[4] See Jungian analyst Robert Johnson’s Inner Gold: Understanding Psychological Projection for more on the golden shadow. Johnson’s Owning Your Own Shadow: Understanding the Dark Side of the Psyche serves as a better introduction to the shadow along with Robin Robertson’s Your Shadow.

[5] Matthew 7:3, King James Version.

[6] Newt Gingrich apparently referred to Palin as a “phenomenon” in an interview following her Tucson video. See: http://politicalticker.blogs.cnn.com/2011/01/18/palin-needs-to-be-more-careful-gingrich-says/.

[7] Perhaps experts studying the shooter’s psychological make-up in the future will find that from a psychoanalytic perspective he is to an extent an extreme example of what these posts have been discussing: an individual who overidentifies with a persona, i.e. cowboy hero, who projects his own dark or evil shadowy aspects onto another, i.e. Rep. Giffords, and unfortunately sets out to rid himself and others of that (mis-)perceived and separate “evil.” Also, in terms of the personal and communal responsibility in dealing with mental illness, Mythfire recommends the engaging and exasperating program Minds on the Edge: Facing Mental Illness. One of the distinguished panelists, Elyn R. Saks, is the author of The Center Cannot Hold: My Journey through Madness. It seems fairly evident post-Tucson that when an individual cannot “hold the center” of his or her sanity we as a society must find ways of holding it for them.  Whether one of those ways is involuntary institutionalization is still hotly debated. The hour-long program can be watched in full here: http://www.mindsontheedge.com/watch/fullprogram/.

[8] The oft-quoted line associated with Palin “I can see Russia from my house,” although a parody of what Palin originally said may certainly along with her original statement be understood in the same terms we’ve been discussing here, i.e. persona, shadow, hook, and projection, in this case Palin projecting onto her Alaskan neighbor, Russia. For the background on these statements, see: http://newsbusters.org/blogs/brad-wilmouth/2009/11/18/abc-brings-i-can-see-russia-my-backyard-palin-interview.

[9] See the Johnson and Robertson books noted above for more ways of engaging in whole-making shadow work.

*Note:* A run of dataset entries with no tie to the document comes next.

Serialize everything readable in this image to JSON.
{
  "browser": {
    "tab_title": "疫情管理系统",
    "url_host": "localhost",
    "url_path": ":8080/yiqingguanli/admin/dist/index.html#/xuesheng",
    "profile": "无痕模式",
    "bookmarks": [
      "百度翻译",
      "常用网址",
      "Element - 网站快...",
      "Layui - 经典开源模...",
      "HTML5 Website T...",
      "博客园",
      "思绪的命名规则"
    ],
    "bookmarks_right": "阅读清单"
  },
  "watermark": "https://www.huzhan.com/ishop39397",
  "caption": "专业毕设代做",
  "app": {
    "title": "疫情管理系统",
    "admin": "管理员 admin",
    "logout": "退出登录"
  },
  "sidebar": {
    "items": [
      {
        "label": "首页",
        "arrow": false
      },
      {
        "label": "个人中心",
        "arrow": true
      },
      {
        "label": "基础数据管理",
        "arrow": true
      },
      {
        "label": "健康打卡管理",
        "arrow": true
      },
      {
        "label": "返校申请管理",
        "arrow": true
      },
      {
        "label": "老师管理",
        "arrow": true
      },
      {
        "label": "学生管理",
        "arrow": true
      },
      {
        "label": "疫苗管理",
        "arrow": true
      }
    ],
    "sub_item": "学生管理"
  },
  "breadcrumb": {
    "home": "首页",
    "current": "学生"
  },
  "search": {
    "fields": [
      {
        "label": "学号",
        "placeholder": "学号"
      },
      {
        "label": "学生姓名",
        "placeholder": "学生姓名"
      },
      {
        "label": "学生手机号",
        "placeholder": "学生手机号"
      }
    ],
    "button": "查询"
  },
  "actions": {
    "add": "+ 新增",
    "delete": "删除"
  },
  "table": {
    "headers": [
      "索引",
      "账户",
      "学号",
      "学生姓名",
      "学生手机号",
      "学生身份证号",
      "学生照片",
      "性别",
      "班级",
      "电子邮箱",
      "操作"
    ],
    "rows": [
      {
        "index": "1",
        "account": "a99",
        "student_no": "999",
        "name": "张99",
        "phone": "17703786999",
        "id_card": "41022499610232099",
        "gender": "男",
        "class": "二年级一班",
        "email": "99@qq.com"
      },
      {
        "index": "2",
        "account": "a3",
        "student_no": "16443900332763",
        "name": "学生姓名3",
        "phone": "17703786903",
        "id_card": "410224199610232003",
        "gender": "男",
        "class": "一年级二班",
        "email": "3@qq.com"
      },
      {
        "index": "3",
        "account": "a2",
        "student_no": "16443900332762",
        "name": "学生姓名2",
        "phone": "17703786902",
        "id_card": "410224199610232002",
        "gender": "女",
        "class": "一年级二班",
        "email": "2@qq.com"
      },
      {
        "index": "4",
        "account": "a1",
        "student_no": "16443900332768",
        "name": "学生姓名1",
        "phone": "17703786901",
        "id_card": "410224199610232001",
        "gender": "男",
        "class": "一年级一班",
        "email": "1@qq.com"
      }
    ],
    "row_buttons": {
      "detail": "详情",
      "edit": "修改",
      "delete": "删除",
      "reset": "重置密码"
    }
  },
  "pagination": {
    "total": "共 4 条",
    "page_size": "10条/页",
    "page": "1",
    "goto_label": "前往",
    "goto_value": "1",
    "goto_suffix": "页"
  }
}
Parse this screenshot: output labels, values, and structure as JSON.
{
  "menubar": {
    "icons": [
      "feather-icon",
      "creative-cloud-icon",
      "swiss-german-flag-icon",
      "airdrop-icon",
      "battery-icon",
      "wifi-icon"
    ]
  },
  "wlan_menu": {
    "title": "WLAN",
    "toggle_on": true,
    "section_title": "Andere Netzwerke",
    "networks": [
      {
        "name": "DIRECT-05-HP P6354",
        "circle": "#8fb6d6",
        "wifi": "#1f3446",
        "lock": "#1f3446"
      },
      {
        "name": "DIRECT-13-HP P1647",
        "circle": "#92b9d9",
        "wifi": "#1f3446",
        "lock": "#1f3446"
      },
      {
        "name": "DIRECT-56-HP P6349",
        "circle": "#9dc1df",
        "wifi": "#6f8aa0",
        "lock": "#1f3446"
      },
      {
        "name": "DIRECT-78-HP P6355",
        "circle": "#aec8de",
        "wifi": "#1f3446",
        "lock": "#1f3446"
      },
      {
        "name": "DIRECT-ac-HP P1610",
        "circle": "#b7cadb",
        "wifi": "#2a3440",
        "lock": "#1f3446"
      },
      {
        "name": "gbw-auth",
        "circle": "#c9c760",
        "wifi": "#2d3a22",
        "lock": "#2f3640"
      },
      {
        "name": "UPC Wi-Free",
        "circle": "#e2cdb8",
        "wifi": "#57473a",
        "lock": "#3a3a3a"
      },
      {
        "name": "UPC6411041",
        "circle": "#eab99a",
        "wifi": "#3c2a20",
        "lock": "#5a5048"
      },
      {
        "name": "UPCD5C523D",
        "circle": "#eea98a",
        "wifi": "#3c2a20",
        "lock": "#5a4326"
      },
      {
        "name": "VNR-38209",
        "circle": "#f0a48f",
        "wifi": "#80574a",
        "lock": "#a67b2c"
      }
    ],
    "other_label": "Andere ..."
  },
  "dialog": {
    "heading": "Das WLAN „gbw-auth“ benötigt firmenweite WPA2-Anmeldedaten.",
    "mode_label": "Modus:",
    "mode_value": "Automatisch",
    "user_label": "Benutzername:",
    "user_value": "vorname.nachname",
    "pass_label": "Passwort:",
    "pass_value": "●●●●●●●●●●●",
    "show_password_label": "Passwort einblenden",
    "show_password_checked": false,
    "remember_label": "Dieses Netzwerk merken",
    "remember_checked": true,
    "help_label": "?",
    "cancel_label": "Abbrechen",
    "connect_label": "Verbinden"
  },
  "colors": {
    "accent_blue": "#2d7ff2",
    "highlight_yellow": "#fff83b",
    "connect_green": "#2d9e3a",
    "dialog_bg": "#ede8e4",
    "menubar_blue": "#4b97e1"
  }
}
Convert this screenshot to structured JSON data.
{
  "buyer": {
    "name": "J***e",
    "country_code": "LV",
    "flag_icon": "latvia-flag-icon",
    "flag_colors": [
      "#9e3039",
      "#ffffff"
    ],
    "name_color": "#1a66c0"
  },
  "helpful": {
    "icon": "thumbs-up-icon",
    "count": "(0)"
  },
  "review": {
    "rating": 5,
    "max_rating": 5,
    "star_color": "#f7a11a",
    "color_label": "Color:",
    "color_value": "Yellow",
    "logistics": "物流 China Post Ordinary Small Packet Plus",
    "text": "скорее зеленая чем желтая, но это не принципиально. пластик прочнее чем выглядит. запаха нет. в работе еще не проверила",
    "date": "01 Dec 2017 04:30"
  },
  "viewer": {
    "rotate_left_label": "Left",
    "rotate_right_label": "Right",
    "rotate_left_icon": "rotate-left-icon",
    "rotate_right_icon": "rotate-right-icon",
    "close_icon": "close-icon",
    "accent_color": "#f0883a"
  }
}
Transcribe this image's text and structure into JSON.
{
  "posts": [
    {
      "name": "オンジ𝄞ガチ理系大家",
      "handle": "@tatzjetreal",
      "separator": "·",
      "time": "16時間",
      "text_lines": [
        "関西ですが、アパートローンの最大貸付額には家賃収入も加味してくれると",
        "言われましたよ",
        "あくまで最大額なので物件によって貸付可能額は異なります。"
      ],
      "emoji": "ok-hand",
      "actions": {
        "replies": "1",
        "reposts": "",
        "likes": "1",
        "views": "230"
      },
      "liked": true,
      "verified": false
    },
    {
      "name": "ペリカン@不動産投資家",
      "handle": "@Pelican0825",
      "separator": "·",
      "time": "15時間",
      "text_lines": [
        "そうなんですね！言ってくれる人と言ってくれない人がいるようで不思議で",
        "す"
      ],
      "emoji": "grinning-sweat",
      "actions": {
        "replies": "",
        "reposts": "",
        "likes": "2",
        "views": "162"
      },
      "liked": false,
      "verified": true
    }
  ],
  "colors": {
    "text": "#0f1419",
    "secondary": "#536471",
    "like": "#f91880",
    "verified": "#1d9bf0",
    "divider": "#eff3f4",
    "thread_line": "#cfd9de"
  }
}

[10] See http://en.wikipedia.org/wiki/Termite as one source with more on termites. For more Brevity comics see http://www.guyandrodd.com/ or http://www.facebook.com/brevitycomic. Finally, another significant way of working on or with one’s shadow is to pay attention to one’s dreams. In his books A Beginner’s Guide to Jungian Psychology and Your Shadow analytical psychologist Robin Robertson points out that the shadow may make itself known in varying dream figures. These include villainous, evil, or despicable human figures of the same sex as the dreamer or perhaps half-human figures such as vampires or werewolves. If this doesn’t wake the dreamer up to his/her shadowy self, according to Robertson this is what frequently happens next: “If we are resistant enough to the call from the unconscious, our dreams may bypass even the partial humanity of such figures and produce repulsive nonhuman figures: especially spiders and bugs of all sorts.” In this spirit and in light of the above cartoon, one wonders if Noah woke up one morning from a nightmare involving termites. (Robertson, Robin. Your Shadow. Virginia Beach, VA: A.R.E. Press, 1997: 22.)

This entry was posted in Culture, Depth Psychology, Politics, Tucson, Violence. Bookmark the permalink.

Leave a Reply

Your email address will not be published.